  4. Jares-Erijman EA, Jovin TM.  Imaging molecular interactions in living cells by FRET microscopy.  Curr Opin Chem Biol. 2006 Oct;10(5):409-16. doi: 10.1016/j.cbpa.2006.08.021. Epub 2006 Sep 1. PMID: 16949332 Review.
  5. Leray A, Padilla-Parra S, Roul J, Héliot L, Tramier M.  Spatio-Temporal Quantification of FRET in living cells by fast time-domain FLIM: a comparative study of non-fitting methods.  PLoS One. 2013 Jul 18;8(7):e69335. doi: 10.1371/journal.pone.0069335. Print 2013. PMID: 23874948 
  6. Padilla-Parra S, Audugé N, Coppey-Moisan M, Tramier M.  Quantitative FRET analysis by fast acquisition time domain FLIM at high spatial resolution in living cells.  Biophys J. 2008 Sep 15;95(6):2976-88. doi: 10.1529/biophysj.108.131276. Epub 2008 Jun 6. PMID: 18539634 
  7. Padilla-Parra S, Audugé N, Lalucque H, Mevel JC, Coppey-Moisan M, Tramier M. Quantitative comparison of different fluorescent protein couples for fast FRET-FLIM acquisition. Biophys J. 2009 Oct 21;97(8):2368-76. doi: 10.1016/j.bpj.2009.07.044.
  8. Padilla-Parra S, Auduge N, Coppey-Moisan M, Tramier M.  Non fitting based FRET-FLIM analysis approaches applied to quantify protein-protein interactions in live cells.  Biophys Rev. 2011 Jun;3(2):63-70. doi: 10.1007/s12551-011-0047-6. Epub 2011 May 17. PMID: 28510004 
  9. Padilla-Parra S, Tramier M.  FRET microscopy in the living cell: different approaches, strengths and weaknesses.  Bioessays. 2012 May;34(5):369-76. doi: 10.1002/bies.201100086. Epub 2012 Mar 13. PMID: 22415767 Review. 
  10. Pietraszewska-Bogiel A, Gadella TW. FRET microscopy: from principle to routine technology in cell biology.  J Microsc. 2011 Feb;241(2):111-8. doi: 10.1111/j.1365-2818.2010.03437.x. Epub 2010 Sep 27. PMID: 21118231 Free article. Review. 
  11. Pires BRB, Silva RCMC, Ferreira GM, Abdelhay E.  NF-kappaB: Two Sides of the Same Coin. Genes (Basel). 2018 Jan 9;9(1):24. doi: 10.3390/genes9010024.
  12. Schlessinger K, Hall A, Tolwinski N.  Wnt signaling pathways meet Rho GTPases. Genes Dev. 2009 Feb 1;23(3):265-77. doi: 10.1101/gad.1760809.
  13. Tramier M, Zahid M, Mevel JC, Masse MJ, Coppey-Moisan M. Sensitivity of CFP/YFP and GFP/mCherry pairs to donor photobleaching on FRET determination by fluorescence lifetime imaging microscopy in living cells. Microsc Res Tech. 2006 Nov;69(11):933-9. doi: 10.1002/jemt.20370.
  14. Valeur, B. Molecular Fluorescence: Principles and Applications. Methods vol. 8 (2001).
  15. Vidya MK, Kumar VG, Sejian V, Bagath M, Krishnan G, Bhatta R.  Toll-like receptors: Significance, ligands, signaling pathways, and functions in mammals. Int Rev Immunol. 2018 Jan 2;37(1):20-36. doi: 10.1080/08830185.2017.1380200. Epub 2017 Oct 13. PMID: 29028369. Review.
  16. Yan L, Lamb RF. Signalling by amino acid nutrients. Biochem Soc Trans. 2011 Apr;39(2):443-5. doi: 10.1042/BST0390443. PMID: 21428916. Review.
  17. Zhang W, Liu HT.  MAPK signal pathways in the regulation of cell proliferation in mammalian cells. Cell Res. 2002 Mar;12(1):9-18. doi: 10.1038/sj.cr.7290105.

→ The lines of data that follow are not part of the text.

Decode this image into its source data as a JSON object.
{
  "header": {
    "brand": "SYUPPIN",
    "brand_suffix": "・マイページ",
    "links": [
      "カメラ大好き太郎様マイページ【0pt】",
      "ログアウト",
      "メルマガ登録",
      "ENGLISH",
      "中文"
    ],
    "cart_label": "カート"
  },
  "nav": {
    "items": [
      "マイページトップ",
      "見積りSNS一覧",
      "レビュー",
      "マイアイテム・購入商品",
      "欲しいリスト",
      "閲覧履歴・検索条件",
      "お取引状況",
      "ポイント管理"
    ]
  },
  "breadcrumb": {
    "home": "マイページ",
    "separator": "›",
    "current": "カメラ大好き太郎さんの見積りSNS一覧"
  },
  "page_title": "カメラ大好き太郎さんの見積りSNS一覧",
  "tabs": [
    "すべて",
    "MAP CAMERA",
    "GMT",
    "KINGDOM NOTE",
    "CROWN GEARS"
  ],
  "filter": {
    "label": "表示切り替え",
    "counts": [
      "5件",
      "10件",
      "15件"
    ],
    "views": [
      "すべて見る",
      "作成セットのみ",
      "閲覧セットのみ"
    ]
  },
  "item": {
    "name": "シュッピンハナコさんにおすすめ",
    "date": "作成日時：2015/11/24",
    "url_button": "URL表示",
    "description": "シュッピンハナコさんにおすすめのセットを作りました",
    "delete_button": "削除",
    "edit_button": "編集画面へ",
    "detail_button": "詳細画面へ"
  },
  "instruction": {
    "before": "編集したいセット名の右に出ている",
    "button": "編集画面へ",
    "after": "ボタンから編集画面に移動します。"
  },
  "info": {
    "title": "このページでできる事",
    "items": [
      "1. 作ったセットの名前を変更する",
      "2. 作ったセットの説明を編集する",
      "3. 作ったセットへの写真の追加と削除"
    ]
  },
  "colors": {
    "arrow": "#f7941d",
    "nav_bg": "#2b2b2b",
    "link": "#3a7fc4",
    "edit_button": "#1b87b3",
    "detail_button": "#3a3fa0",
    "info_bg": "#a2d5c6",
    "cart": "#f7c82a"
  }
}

Related Articles

Interested to know more?

Talk to our experts. We are happy to answer all your questions and concerns.

Contact Us

Do you prefer personal consulting?